● **REQUIREMENT**
Every picture stays out; everything else in the listing below is to be returned exactly.

#### THE RECORDS ####

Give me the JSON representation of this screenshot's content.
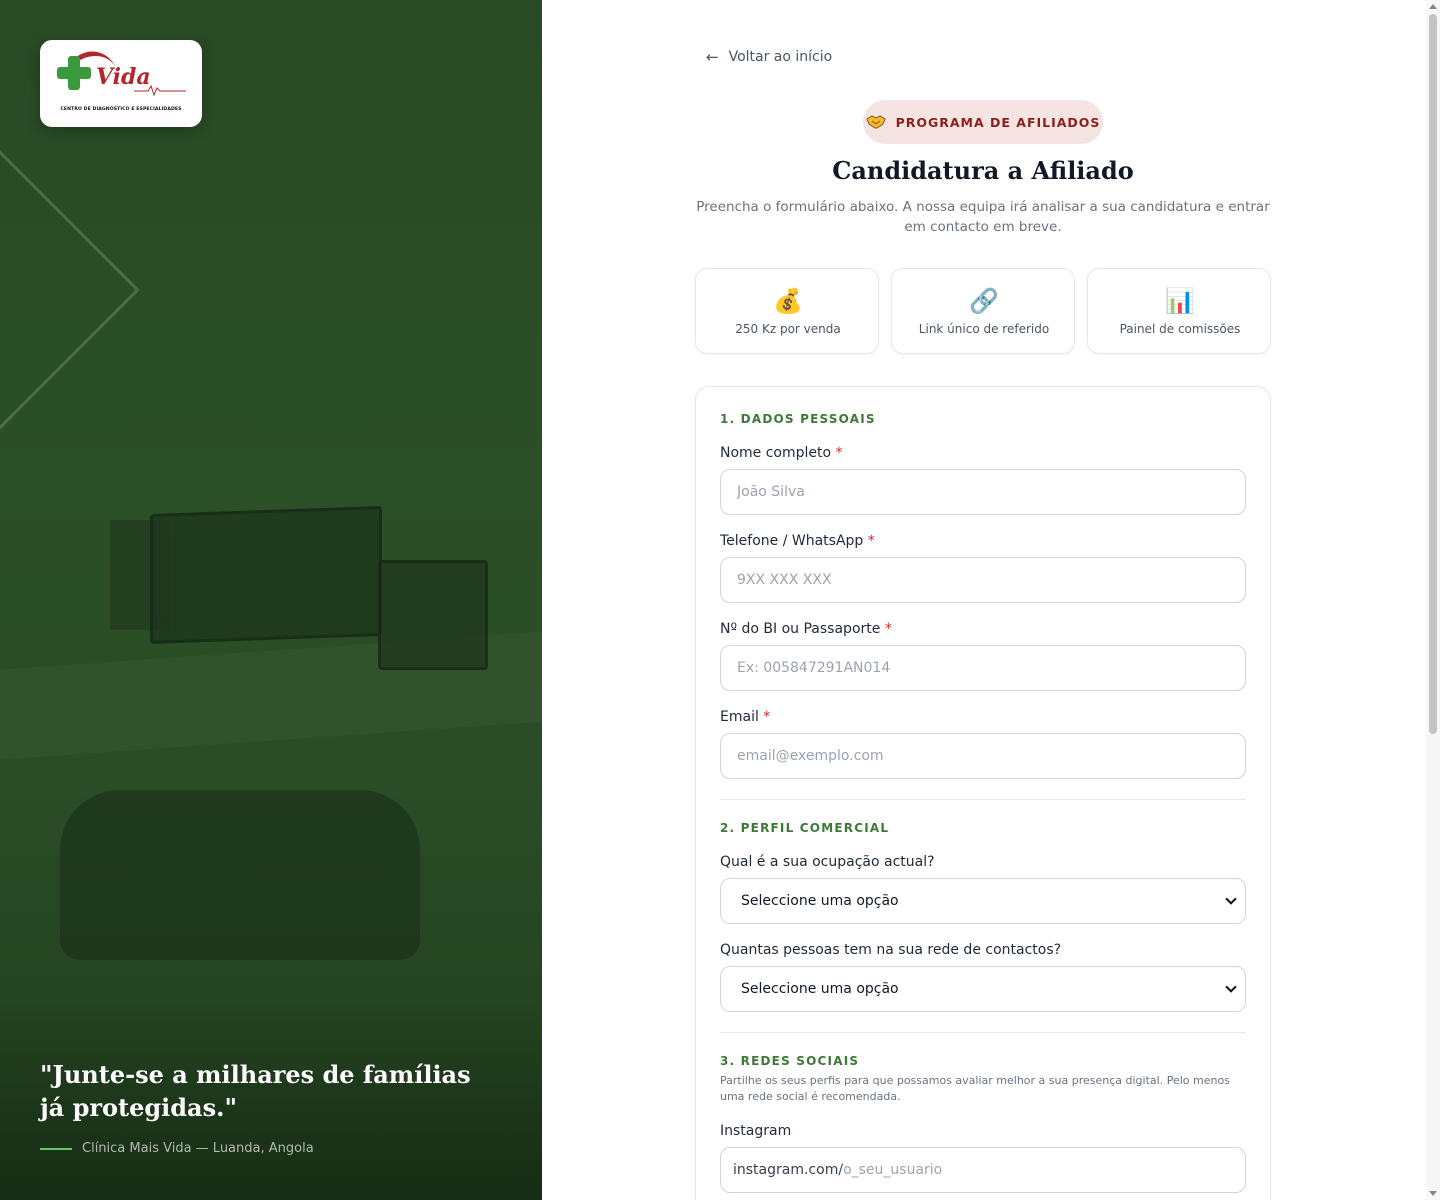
{
  "hero": {
    "logo_word": "Vida",
    "logo_tagline": "CENTRO DE DIAGNÓSTICO E ESPECIALIDADES",
    "quote": "\"Junte-se a milhares de famílias já protegidas.\"",
    "attribution": "Clínica Mais Vida — Luanda, Angola"
  },
  "nav": {
    "back_label": "Voltar ao início"
  },
  "badge": {
    "label": "PROGRAMA DE AFILIADOS",
    "icon": "handshake-icon"
  },
  "header": {
    "title": "Candidatura a Afiliado",
    "subtitle": "Preencha o formulário abaixo. A nossa equipa irá analisar a sua candidatura e entrar em contacto em breve."
  },
  "features": [
    {
      "icon": "money-bag-icon",
      "glyph": "💰",
      "label": "250 Kz por venda"
    },
    {
      "icon": "link-icon",
      "glyph": "🔗",
      "label": "Link único de referido"
    },
    {
      "icon": "bar-chart-icon",
      "glyph": "📊",
      "label": "Painel de comissões"
    }
  ],
  "form": {
    "section1": {
      "title": "1. DADOS PESSOAIS",
      "name_label": "Nome completo",
      "name_placeholder": "João Silva",
      "phone_label": "Telefone / WhatsApp",
      "phone_placeholder": "9XX XXX XXX",
      "id_label": "Nº do BI ou Passaporte",
      "id_placeholder": "Ex: 005847291AN014",
      "email_label": "Email",
      "email_placeholder": "email@exemplo.com",
      "required_mark": "*"
    },
    "section2": {
      "title": "2. PERFIL COMERCIAL",
      "occupation_label": "Qual é a sua ocupação actual?",
      "occupation_value": "Seleccione uma opção",
      "network_label": "Quantas pessoas tem na sua rede de contactos?",
      "network_value": "Seleccione uma opção"
    },
    "section3": {
      "title": "3. REDES SOCIAIS",
      "help": "Partilhe os seus perfis para que possamos avaliar melhor a sua presença digital. Pelo menos uma rede social é recomendada.",
      "instagram_label": "Instagram",
      "instagram_prefix": "instagram.com/",
      "instagram_placeholder": "o_seu_usuario"
    }
  },
  "colors": {
    "brand_green": "#3d7a36",
    "brand_red": "#8b1e1e",
    "badge_bg": "#f5e4e2",
    "hero_bg": "#2b4f27"
  }
}
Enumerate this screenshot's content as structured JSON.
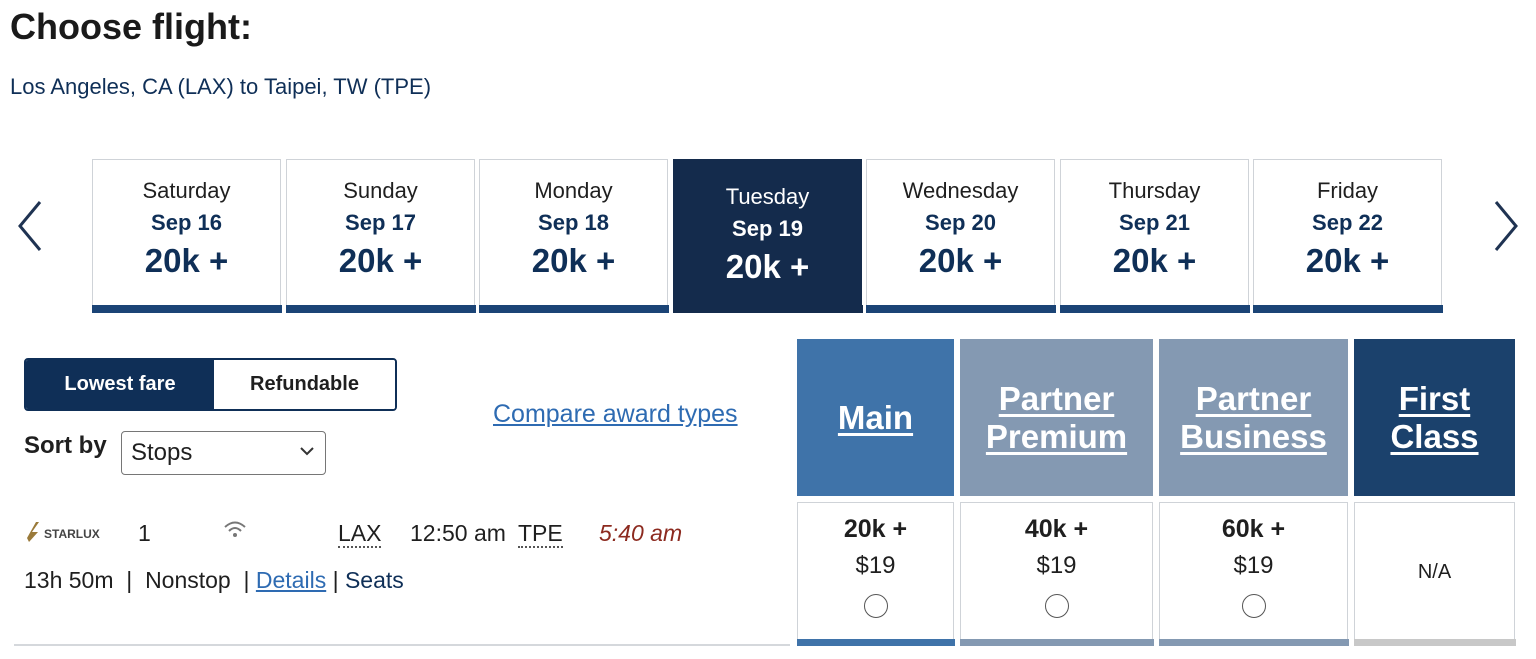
{
  "header": {
    "title": "Choose flight:",
    "route": "Los Angeles, CA (LAX) to Taipei, TW (TPE)"
  },
  "date_nav": {
    "prev_icon": "chevron-left-icon",
    "next_icon": "chevron-right-icon",
    "days": [
      {
        "dow": "Saturday",
        "date": "Sep 16",
        "points": "20k +",
        "selected": false
      },
      {
        "dow": "Sunday",
        "date": "Sep 17",
        "points": "20k +",
        "selected": false
      },
      {
        "dow": "Monday",
        "date": "Sep 18",
        "points": "20k +",
        "selected": false
      },
      {
        "dow": "Tuesday",
        "date": "Sep 19",
        "points": "20k +",
        "selected": true
      },
      {
        "dow": "Wednesday",
        "date": "Sep 20",
        "points": "20k +",
        "selected": false
      },
      {
        "dow": "Thursday",
        "date": "Sep 21",
        "points": "20k +",
        "selected": false
      },
      {
        "dow": "Friday",
        "date": "Sep 22",
        "points": "20k +",
        "selected": false
      }
    ]
  },
  "fare_toggle": {
    "lowest": "Lowest fare",
    "refundable": "Refundable",
    "selected": "Lowest fare"
  },
  "sort": {
    "label": "Sort by",
    "value": "Stops"
  },
  "compare_link": "Compare award types",
  "cabins": [
    {
      "line1": "Main",
      "line2": "",
      "color": "#3f73a9"
    },
    {
      "line1": "Partner",
      "line2": "Premium",
      "color": "#8499b2"
    },
    {
      "line1": "Partner",
      "line2": "Business",
      "color": "#8499b2"
    },
    {
      "line1": "First",
      "line2": "Class",
      "color": "#1b416c"
    }
  ],
  "flight": {
    "airline_logo": "STARLUX",
    "stops": "1",
    "wifi_icon": "wifi-icon",
    "dep_code": "LAX",
    "dep_time": "12:50 am",
    "arr_code": "TPE",
    "arr_time": "5:40 am",
    "duration": "13h 50m",
    "nonstop": "Nonstop",
    "details": "Details",
    "seats": "Seats",
    "fares": [
      {
        "points": "20k +",
        "cash": "$19",
        "available": true,
        "bar_color": "#3f73a9"
      },
      {
        "points": "40k +",
        "cash": "$19",
        "available": true,
        "bar_color": "#8499b2"
      },
      {
        "points": "60k +",
        "cash": "$19",
        "available": true,
        "bar_color": "#8499b2"
      },
      {
        "na": "N/A",
        "available": false,
        "bar_color": "#c8c8c8"
      }
    ]
  }
}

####

● **RESPONSE AREA**
Give me the JSON representation of this screenshot's content.
{
  "hero": {
    "logo_word": "Vida",
    "logo_tagline": "CENTRO DE DIAGNÓSTICO E ESPECIALIDADES",
    "quote": "\"Junte-se a milhares de famílias já protegidas.\"",
    "attribution": "Clínica Mais Vida — Luanda, Angola"
  },
  "nav": {
    "back_label": "Voltar ao início"
  },
  "badge": {
    "label": "PROGRAMA DE AFILIADOS",
    "icon": "handshake-icon"
  },
  "header": {
    "title": "Candidatura a Afiliado",
    "subtitle": "Preencha o formulário abaixo. A nossa equipa irá analisar a sua candidatura e entrar em contacto em breve."
  },
  "features": [
    {
      "icon": "money-bag-icon",
      "glyph": "💰",
      "label": "250 Kz por venda"
    },
    {
      "icon": "link-icon",
      "glyph": "🔗",
      "label": "Link único de referido"
    },
    {
      "icon": "bar-chart-icon",
      "glyph": "📊",
      "label": "Painel de comissões"
    }
  ],
  "form": {
    "section1": {
      "title": "1. DADOS PESSOAIS",
      "name_label": "Nome completo",
      "name_placeholder": "João Silva",
      "phone_label": "Telefone / WhatsApp",
      "phone_placeholder": "9XX XXX XXX",
      "id_label": "Nº do BI ou Passaporte",
      "id_placeholder": "Ex: 005847291AN014",
      "email_label": "Email",
      "email_placeholder": "email@exemplo.com",
      "required_mark": "*"
    },
    "section2": {
      "title": "2. PERFIL COMERCIAL",
      "occupation_label": "Qual é a sua ocupação actual?",
      "occupation_value": "Seleccione uma opção",
      "network_label": "Quantas pessoas tem na sua rede de contactos?",
      "network_value": "Seleccione uma opção"
    },
    "section3": {
      "title": "3. REDES SOCIAIS",
      "help": "Partilhe os seus perfis para que possamos avaliar melhor a sua presença digital. Pelo menos uma rede social é recomendada.",
      "instagram_label": "Instagram",
      "instagram_prefix": "instagram.com/",
      "instagram_placeholder": "o_seu_usuario"
    }
  },
  "colors": {
    "brand_green": "#3d7a36",
    "brand_red": "#8b1e1e",
    "badge_bg": "#f5e4e2",
    "hero_bg": "#2b4f27"
  }
}
Enumerate this screenshot's content as structured JSON.
{
  "header": {
    "title": "Choose flight:",
    "route": "Los Angeles, CA (LAX) to Taipei, TW (TPE)"
  },
  "date_nav": {
    "prev_icon": "chevron-left-icon",
    "next_icon": "chevron-right-icon",
    "days": [
      {
        "dow": "Saturday",
        "date": "Sep 16",
        "points": "20k +",
        "selected": false
      },
      {
        "dow": "Sunday",
        "date": "Sep 17",
        "points": "20k +",
        "selected": false
      },
      {
        "dow": "Monday",
        "date": "Sep 18",
        "points": "20k +",
        "selected": false
      },
      {
        "dow": "Tuesday",
        "date": "Sep 19",
        "points": "20k +",
        "selected": true
      },
      {
        "dow": "Wednesday",
        "date": "Sep 20",
        "points": "20k +",
        "selected": false
      },
      {
        "dow": "Thursday",
        "date": "Sep 21",
        "points": "20k +",
        "selected": false
      },
      {
        "dow": "Friday",
        "date": "Sep 22",
        "points": "20k +",
        "selected": false
      }
    ]
  },
  "fare_toggle": {
    "lowest": "Lowest fare",
    "refundable": "Refundable",
    "selected": "Lowest fare"
  },
  "sort": {
    "label": "Sort by",
    "value": "Stops"
  },
  "compare_link": "Compare award types",
  "cabins": [
    {
      "line1": "Main",
      "line2": "",
      "color": "#3f73a9"
    },
    {
      "line1": "Partner",
      "line2": "Premium",
      "color": "#8499b2"
    },
    {
      "line1": "Partner",
      "line2": "Business",
      "color": "#8499b2"
    },
    {
      "line1": "First",
      "line2": "Class",
      "color": "#1b416c"
    }
  ],
  "flight": {
    "airline_logo": "STARLUX",
    "stops": "1",
    "wifi_icon": "wifi-icon",
    "dep_code": "LAX",
    "dep_time": "12:50 am",
    "arr_code": "TPE",
    "arr_time": "5:40 am",
    "duration": "13h 50m",
    "nonstop": "Nonstop",
    "details": "Details",
    "seats": "Seats",
    "fares": [
      {
        "points": "20k +",
        "cash": "$19",
        "available": true,
        "bar_color": "#3f73a9"
      },
      {
        "points": "40k +",
        "cash": "$19",
        "available": true,
        "bar_color": "#8499b2"
      },
      {
        "points": "60k +",
        "cash": "$19",
        "available": true,
        "bar_color": "#8499b2"
      },
      {
        "na": "N/A",
        "available": false,
        "bar_color": "#c8c8c8"
      }
    ]
  }
}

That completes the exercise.